- _Task directions_
The records follow. Give them all back exactly.

[Recorded data]
··········
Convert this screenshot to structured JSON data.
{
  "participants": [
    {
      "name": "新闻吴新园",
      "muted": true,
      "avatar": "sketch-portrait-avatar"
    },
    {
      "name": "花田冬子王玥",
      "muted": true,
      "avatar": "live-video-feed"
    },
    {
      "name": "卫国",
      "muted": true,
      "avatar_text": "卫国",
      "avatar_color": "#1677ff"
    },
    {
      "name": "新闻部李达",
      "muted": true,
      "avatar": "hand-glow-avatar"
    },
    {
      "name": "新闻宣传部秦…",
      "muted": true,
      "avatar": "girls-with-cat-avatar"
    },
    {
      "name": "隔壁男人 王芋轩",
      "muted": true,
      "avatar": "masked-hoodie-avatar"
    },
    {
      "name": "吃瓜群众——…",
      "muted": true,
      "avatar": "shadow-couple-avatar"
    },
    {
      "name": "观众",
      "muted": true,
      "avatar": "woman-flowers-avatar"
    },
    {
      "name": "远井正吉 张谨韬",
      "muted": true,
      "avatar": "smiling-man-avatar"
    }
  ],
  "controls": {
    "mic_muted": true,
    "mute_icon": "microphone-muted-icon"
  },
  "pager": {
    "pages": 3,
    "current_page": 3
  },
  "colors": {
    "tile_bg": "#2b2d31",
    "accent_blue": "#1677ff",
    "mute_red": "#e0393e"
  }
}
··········
- _Exercise solution_
Convert this screenshot to structured JSON data.
{
  "participants": [
    {
      "name": "新闻吴新园",
      "muted": true,
      "avatar": "sketch-portrait-avatar"
    },
    {
      "name": "花田冬子王玥",
      "muted": true,
      "avatar": "live-video-feed"
    },
    {
      "name": "卫国",
      "muted": true,
      "avatar_text": "卫国",
      "avatar_color": "#1677ff"
    },
    {
      "name": "新闻部李达",
      "muted": true,
      "avatar": "hand-glow-avatar"
    },
    {
      "name": "新闻宣传部秦…",
      "muted": true,
      "avatar": "girls-with-cat-avatar"
    },
    {
      "name": "隔壁男人 王芋轩",
      "muted": true,
      "avatar": "masked-hoodie-avatar"
    },
    {
      "name": "吃瓜群众——…",
      "muted": true,
      "avatar": "shadow-couple-avatar"
    },
    {
      "name": "观众",
      "muted": true,
      "avatar": "woman-flowers-avatar"
    },
    {
      "name": "远井正吉 张谨韬",
      "muted": true,
      "avatar": "smiling-man-avatar"
    }
  ],
  "controls": {
    "mic_muted": true,
    "mute_icon": "microphone-muted-icon"
  },
  "pager": {
    "pages": 3,
    "current_page": 3
  },
  "colors": {
    "tile_bg": "#2b2d31",
    "accent_blue": "#1677ff",
    "mute_red": "#e0393e"
  }
}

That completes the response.